Meanwhile another issue has compounded this hacking crisis - legitimate players are having their accounts hacked and used by cheaters, and then subsequently banned. What should have been a triumphant milestone in the march to get rid of the cheaters just highlighted how much of an issue hacking still is in Warzone all this time after release.
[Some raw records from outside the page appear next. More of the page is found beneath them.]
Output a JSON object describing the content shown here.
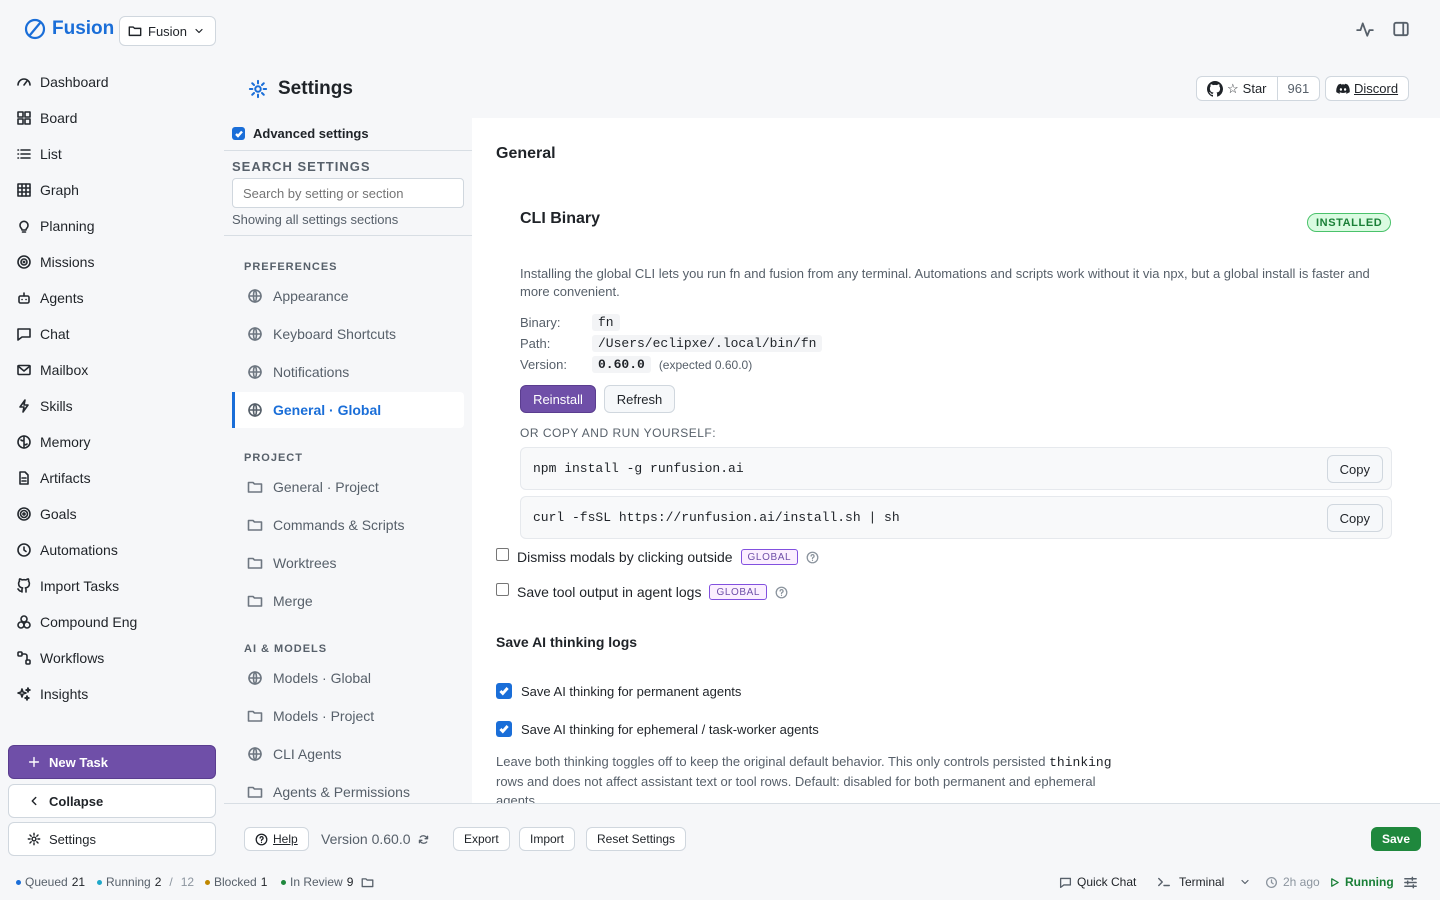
{
  "brand": {
    "name": "Fusion",
    "project": "Fusion"
  },
  "nav": [
    {
      "label": "Dashboard",
      "icon": "gauge-icon"
    },
    {
      "label": "Board",
      "icon": "board-icon"
    },
    {
      "label": "List",
      "icon": "list-icon"
    },
    {
      "label": "Graph",
      "icon": "graph-icon"
    },
    {
      "label": "Planning",
      "icon": "lightbulb-icon"
    },
    {
      "label": "Missions",
      "icon": "target-icon"
    },
    {
      "label": "Agents",
      "icon": "bot-icon"
    },
    {
      "label": "Chat",
      "icon": "chat-icon"
    },
    {
      "label": "Mailbox",
      "icon": "mail-icon"
    },
    {
      "label": "Skills",
      "icon": "bolt-icon"
    },
    {
      "label": "Memory",
      "icon": "brain-icon"
    },
    {
      "label": "Artifacts",
      "icon": "file-icon"
    },
    {
      "label": "Goals",
      "icon": "goal-icon"
    },
    {
      "label": "Automations",
      "icon": "clock-icon"
    },
    {
      "label": "Import Tasks",
      "icon": "github-icon"
    },
    {
      "label": "Compound Eng",
      "icon": "compound-icon"
    },
    {
      "label": "Workflows",
      "icon": "workflow-icon"
    },
    {
      "label": "Insights",
      "icon": "sparkles-icon"
    }
  ],
  "sidebar_actions": {
    "new_task": "New Task",
    "collapse": "Collapse",
    "settings": "Settings"
  },
  "header": {
    "title": "Settings",
    "github_star": "Star",
    "github_count": "961",
    "discord": "Discord"
  },
  "settings_nav": {
    "advanced": "Advanced settings",
    "search_label": "SEARCH SETTINGS",
    "search_placeholder": "Search by setting or section",
    "showing": "Showing all settings sections",
    "sections": [
      {
        "title": "PREFERENCES",
        "items": [
          {
            "label": "Appearance",
            "icon": "globe-icon"
          },
          {
            "label": "Keyboard Shortcuts",
            "icon": "globe-icon"
          },
          {
            "label": "Notifications",
            "icon": "globe-icon"
          },
          {
            "label": "General · Global",
            "icon": "globe-icon",
            "active": true
          }
        ]
      },
      {
        "title": "PROJECT",
        "items": [
          {
            "label": "General · Project",
            "icon": "folder-icon"
          },
          {
            "label": "Commands & Scripts",
            "icon": "folder-icon"
          },
          {
            "label": "Worktrees",
            "icon": "folder-icon"
          },
          {
            "label": "Merge",
            "icon": "folder-icon"
          }
        ]
      },
      {
        "title": "AI & MODELS",
        "items": [
          {
            "label": "Models · Global",
            "icon": "globe-icon"
          },
          {
            "label": "Models · Project",
            "icon": "folder-icon"
          },
          {
            "label": "CLI Agents",
            "icon": "globe-icon"
          },
          {
            "label": "Agents & Permissions",
            "icon": "folder-icon"
          }
        ]
      }
    ]
  },
  "main": {
    "section_title": "General",
    "cli": {
      "title": "CLI Binary",
      "status": "INSTALLED",
      "description": "Installing the global CLI lets you run fn and fusion from any terminal. Automations and scripts work without it via npx, but a global install is faster and more convenient.",
      "binary_label": "Binary:",
      "binary": "fn",
      "path_label": "Path:",
      "path": "/Users/eclipxe/.local/bin/fn",
      "version_label": "Version:",
      "version": "0.60.0",
      "expected": "(expected 0.60.0)",
      "reinstall": "Reinstall",
      "refresh": "Refresh",
      "or_copy": "OR COPY AND RUN YOURSELF:",
      "commands": [
        "npm install -g runfusion.ai",
        "curl -fsSL https://runfusion.ai/install.sh | sh"
      ],
      "copy": "Copy"
    },
    "options": [
      {
        "label": "Dismiss modals by clicking outside",
        "badge": "GLOBAL",
        "checked": false
      },
      {
        "label": "Save tool output in agent logs",
        "badge": "GLOBAL",
        "checked": false
      }
    ],
    "thinking": {
      "title": "Save AI thinking logs",
      "toggles": [
        {
          "label": "Save AI thinking for permanent agents",
          "checked": true
        },
        {
          "label": "Save AI thinking for ephemeral / task-worker agents",
          "checked": true
        }
      ],
      "note_pre": "Leave both thinking toggles off to keep the original default behavior. This only controls persisted",
      "note_code": "thinking",
      "note_post": "rows and does not affect assistant text or tool rows. Default: disabled for both permanent and ephemeral agents."
    }
  },
  "footer": {
    "help": "Help",
    "version": "Version 0.60.0",
    "export": "Export",
    "import": "Import",
    "reset": "Reset Settings",
    "save": "Save"
  },
  "status": {
    "queued_label": "Queued",
    "queued": "21",
    "running_label": "Running",
    "running": "2",
    "running_sep": "/",
    "running_total": "12",
    "blocked_label": "Blocked",
    "blocked": "1",
    "review_label": "In Review",
    "review": "9",
    "quick_chat": "Quick Chat",
    "terminal": "Terminal",
    "ago": "2h ago",
    "state": "Running"
  },
  "colors": {
    "accent": "#1a6ed8",
    "primary": "#6f4fa8",
    "success": "#1f883d"
  }
}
To put things into perspective, Call of Duty: Warzone recently crossed the 100 million active players mark, which makes that 500,000 banned hacker count look tiny. While it is clear that efforts are being made, the developers will need to up their game if they are to finally win against the hackers sometime down the line.